Stihl specializes in developing and manufacturing a wide variety of portable power tools, both gasoline and electric. When looking at purchasing a chainsaw, some due diligence should be performed, yet, I found when shopping around and asking pertinent questions, such as what brand should I look at, most of the time the answer was always..."well, you can't beat a Stihl."

Along with Stihl's dedication and commitment to develop the ultimate product performance comes quite a long history of manufacturing and selling chainsaws.


Andreas Stihl developed the first electric chainsaw way back in 1926. At the time, professional loggers found his innovation very useful and were glad to take advantage of it. Andreas Stihl's significantly improved the lives of many farmers and woodcutters who had to rely on laborious crosscut saws and axes to etch out a living. It was tough going. Timber harvesting was virtually revolutionized by Stihl's invention.

Today,the use of Stihl chainsaws is no longer limited to the logging industry and has spread to other fields as well. The chainsaw has become such a versatile tool; while it's use amongst professional woodcutters is wide and varied, it's use has spread to the home owner, where the once arduous task of chopping firewood has now "become a breeze" through the application of the trusty chainsaw. The chainsaw has become an important part of the farming landscape; I remember growing up on our farm and learning to use a chainsaw at an early age. There were always trees that needed to be trimmed and land cleared. The landscaping industry have adopted the chainsaw as an important part of their make up. Contractors use of the chainsaw involves such things as cutting landscaping and cross ties as well as large timbers.

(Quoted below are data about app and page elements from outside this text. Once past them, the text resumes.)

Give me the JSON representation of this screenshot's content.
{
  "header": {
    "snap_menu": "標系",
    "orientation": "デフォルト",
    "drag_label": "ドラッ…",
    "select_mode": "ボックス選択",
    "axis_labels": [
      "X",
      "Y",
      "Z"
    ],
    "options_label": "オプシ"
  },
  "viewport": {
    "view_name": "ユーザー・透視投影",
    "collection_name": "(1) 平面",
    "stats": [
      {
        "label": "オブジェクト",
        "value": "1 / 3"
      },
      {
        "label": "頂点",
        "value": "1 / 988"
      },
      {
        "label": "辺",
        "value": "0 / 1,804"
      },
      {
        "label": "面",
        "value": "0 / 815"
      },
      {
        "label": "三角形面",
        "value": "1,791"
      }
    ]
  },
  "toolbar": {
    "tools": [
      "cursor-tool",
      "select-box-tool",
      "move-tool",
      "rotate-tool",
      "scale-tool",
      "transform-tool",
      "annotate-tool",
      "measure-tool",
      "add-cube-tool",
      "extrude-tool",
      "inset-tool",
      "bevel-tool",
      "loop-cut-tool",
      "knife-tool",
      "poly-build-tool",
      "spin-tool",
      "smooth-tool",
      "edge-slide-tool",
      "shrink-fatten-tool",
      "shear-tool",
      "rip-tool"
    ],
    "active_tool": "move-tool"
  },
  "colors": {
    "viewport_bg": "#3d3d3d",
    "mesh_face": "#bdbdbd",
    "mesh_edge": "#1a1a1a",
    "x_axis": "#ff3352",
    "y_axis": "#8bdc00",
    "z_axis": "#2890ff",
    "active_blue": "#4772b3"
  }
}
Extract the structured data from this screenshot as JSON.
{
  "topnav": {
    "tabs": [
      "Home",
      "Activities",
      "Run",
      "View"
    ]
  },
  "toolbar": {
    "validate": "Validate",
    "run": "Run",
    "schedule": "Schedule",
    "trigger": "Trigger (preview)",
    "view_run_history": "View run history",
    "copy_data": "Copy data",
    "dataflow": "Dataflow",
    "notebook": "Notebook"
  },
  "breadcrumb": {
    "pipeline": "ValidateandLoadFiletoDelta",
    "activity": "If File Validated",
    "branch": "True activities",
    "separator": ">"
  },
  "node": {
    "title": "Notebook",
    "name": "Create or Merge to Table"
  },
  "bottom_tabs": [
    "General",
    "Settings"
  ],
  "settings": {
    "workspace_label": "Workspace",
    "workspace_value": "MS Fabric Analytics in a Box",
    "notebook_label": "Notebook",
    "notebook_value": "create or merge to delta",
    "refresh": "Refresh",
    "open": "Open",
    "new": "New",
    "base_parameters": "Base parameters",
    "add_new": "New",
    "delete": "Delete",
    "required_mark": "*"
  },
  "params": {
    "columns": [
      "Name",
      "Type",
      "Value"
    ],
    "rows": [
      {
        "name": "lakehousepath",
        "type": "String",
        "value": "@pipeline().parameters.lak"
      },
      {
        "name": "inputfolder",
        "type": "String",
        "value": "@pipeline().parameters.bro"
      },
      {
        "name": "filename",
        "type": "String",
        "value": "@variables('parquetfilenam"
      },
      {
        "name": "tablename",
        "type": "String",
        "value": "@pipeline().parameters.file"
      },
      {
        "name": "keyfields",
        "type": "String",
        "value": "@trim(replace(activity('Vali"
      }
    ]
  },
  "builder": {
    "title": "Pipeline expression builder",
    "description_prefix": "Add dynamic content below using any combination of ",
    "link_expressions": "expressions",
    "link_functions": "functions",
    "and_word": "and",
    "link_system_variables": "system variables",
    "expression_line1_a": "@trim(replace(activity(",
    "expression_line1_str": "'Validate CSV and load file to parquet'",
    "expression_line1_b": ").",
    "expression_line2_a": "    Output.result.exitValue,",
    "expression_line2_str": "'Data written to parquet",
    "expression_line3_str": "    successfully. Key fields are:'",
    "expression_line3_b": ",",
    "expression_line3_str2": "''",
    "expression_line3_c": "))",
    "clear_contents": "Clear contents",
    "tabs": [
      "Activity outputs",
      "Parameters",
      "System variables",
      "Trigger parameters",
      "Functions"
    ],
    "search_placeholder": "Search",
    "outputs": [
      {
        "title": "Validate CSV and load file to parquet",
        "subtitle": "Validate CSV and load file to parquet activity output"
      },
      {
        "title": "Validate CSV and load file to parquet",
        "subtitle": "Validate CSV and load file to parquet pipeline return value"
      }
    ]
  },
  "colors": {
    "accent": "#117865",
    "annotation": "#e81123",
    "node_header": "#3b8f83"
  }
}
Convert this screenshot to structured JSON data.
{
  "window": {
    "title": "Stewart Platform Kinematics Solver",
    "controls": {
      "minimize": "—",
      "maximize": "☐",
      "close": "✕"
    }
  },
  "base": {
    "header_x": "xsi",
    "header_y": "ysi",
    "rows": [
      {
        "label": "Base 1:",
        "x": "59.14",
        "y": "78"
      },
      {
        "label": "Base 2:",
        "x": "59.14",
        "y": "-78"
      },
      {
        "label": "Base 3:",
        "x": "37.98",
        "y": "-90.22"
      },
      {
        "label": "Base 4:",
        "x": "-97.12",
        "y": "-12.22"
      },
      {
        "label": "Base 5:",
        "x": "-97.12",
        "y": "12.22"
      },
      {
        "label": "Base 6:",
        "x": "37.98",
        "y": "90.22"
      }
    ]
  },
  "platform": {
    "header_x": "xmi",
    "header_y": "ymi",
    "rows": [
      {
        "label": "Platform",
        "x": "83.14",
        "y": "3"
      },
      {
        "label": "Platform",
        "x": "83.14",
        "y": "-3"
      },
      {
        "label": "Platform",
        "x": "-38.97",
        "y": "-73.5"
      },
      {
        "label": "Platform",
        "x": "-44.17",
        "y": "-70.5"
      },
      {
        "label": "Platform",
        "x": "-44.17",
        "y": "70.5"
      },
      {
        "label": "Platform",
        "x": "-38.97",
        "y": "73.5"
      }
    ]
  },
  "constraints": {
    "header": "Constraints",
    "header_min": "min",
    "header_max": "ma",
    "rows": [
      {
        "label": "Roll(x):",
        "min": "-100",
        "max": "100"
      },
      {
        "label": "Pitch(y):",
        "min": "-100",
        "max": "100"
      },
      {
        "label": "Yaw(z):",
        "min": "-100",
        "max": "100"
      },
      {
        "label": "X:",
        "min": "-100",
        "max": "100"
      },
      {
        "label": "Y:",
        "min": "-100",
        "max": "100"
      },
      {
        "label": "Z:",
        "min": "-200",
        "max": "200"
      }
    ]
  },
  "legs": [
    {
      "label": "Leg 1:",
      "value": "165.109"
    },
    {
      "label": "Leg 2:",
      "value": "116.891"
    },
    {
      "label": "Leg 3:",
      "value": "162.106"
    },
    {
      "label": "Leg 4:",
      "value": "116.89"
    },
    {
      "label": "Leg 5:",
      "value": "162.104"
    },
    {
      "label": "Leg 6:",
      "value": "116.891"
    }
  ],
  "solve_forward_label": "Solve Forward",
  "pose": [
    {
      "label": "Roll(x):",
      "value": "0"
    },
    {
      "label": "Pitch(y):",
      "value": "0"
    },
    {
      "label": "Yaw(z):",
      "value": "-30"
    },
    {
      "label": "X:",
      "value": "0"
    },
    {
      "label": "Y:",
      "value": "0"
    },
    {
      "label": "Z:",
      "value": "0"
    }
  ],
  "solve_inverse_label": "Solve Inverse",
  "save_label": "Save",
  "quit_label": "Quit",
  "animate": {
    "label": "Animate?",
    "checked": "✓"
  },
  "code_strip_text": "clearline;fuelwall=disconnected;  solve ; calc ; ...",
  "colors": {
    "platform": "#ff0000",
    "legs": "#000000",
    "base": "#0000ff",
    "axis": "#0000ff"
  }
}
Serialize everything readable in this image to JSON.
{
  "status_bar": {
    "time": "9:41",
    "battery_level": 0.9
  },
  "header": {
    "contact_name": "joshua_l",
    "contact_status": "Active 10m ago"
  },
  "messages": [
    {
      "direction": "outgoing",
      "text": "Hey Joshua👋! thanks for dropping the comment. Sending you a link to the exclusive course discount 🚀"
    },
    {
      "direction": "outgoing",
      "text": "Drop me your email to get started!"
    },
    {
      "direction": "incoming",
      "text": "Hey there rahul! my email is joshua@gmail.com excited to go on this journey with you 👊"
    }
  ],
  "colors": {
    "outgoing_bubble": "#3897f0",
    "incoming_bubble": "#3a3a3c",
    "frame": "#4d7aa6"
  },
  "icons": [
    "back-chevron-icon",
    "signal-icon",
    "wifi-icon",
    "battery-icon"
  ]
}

Stihl chainsaws have been constantly refined over the past 80 years. A reduction in weight and increased operating efficiency is a major reason why the chainsaw is no longer restricted to the professional woodcutting industry. Innovations such as the elastostart, anti-vibration system and improved shock absorption have catapulted the chainsaw to it's level of versatility. Dual braking systems and the inertia activated chain brake are more reasons why Stihl has remained at the top of the chainsaw tree.

During the last few years, the company has joined the fight to protect the environment. It has come up with new ideas to develop techniques that decrease hydrocarbon emissions. This has been a blessing for people who work in restricted areas.

Andreas Stihl's successors say that his commitment to quality has remained constant throughout the company's history. Stihl has maintained it's position in the power tools industry through that very commitment. And there are a lot of chainsaw users who would appreciate the lesser workloads they now face because of this versatile machine.

About the Author


Dean Caporella is a professional Journalist and Sportscaster who takes an interest in a wide variety of topics. A country kid at heart Dean says... "Growing up on a farm, chainsaws were a common part of the country landscape." Get all the latest news, views and reviews on chainsaws at www.chainsawlife.com

Chain Saw Resource

Chain Saw

Welcome to the Chain Saw resource. Here you will learn about and get info on the world of the chainsaw. Topics include: Stihl chain saws, Husqvarna, Poulan, mcculloch, homelite, echo, chain saw art, electric & gas, repair, carving, jonsered, mccullough, remington, sharpening, how to sharpen a chain saw, sharpener, reviews, history, craftsman, pole, best mill, makita, pioneer, used & new, V8, blade, comparison, safety, steel, wood, oregon, dolmar, john deere, partner, ebay, collector corner, pro chainsaws, shindaiwa, sears, solo, sculpture, carving bear, sawmill, antique, concrete, daisy, case, sachs dolmar chain saw, accessory, stil, and more.

Chain Saw Resource